* **Information supplied**
►
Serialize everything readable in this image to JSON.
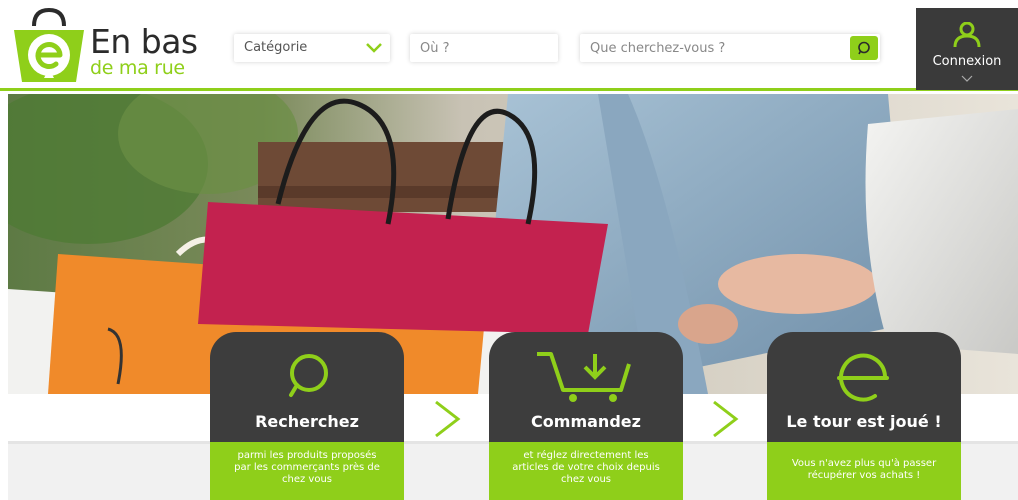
{
  "logo": {
    "title": "En bas",
    "subtitle": "de ma rue"
  },
  "search": {
    "category_label": "Catégorie",
    "where_placeholder": "Où ?",
    "what_placeholder": "Que cherchez-vous ?"
  },
  "account": {
    "label": "Connexion"
  },
  "colors": {
    "accent": "#8fcf1a",
    "dark": "#3d3d3d",
    "band": "#f1f1f1"
  },
  "steps": [
    {
      "icon": "speech-bubble-icon",
      "title": "Recherchez",
      "lines": [
        "parmi les produits proposés",
        "par les commerçants près de",
        "chez vous"
      ]
    },
    {
      "icon": "cart-icon",
      "title": "Commandez",
      "lines": [
        "et réglez directement les",
        "articles de votre choix depuis",
        "chez vous"
      ]
    },
    {
      "icon": "logo-e-icon",
      "title": "Le tour est joué !",
      "lines": [
        "Vous n'avez plus qu'à passer",
        "récupérer vos achats !"
      ]
    }
  ]
}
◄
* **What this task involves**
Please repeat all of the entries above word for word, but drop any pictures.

* **Problem solution**
Serialize everything readable in this image to JSON.
{
  "logo": {
    "title": "En bas",
    "subtitle": "de ma rue"
  },
  "search": {
    "category_label": "Catégorie",
    "where_placeholder": "Où ?",
    "what_placeholder": "Que cherchez-vous ?"
  },
  "account": {
    "label": "Connexion"
  },
  "colors": {
    "accent": "#8fcf1a",
    "dark": "#3d3d3d",
    "band": "#f1f1f1"
  },
  "steps": [
    {
      "icon": "speech-bubble-icon",
      "title": "Recherchez",
      "lines": [
        "parmi les produits proposés",
        "par les commerçants près de",
        "chez vous"
      ]
    },
    {
      "icon": "cart-icon",
      "title": "Commandez",
      "lines": [
        "et réglez directement les",
        "articles de votre choix depuis",
        "chez vous"
      ]
    },
    {
      "icon": "logo-e-icon",
      "title": "Le tour est joué !",
      "lines": [
        "Vous n'avez plus qu'à passer",
        "récupérer vos achats !"
      ]
    }
  ]
}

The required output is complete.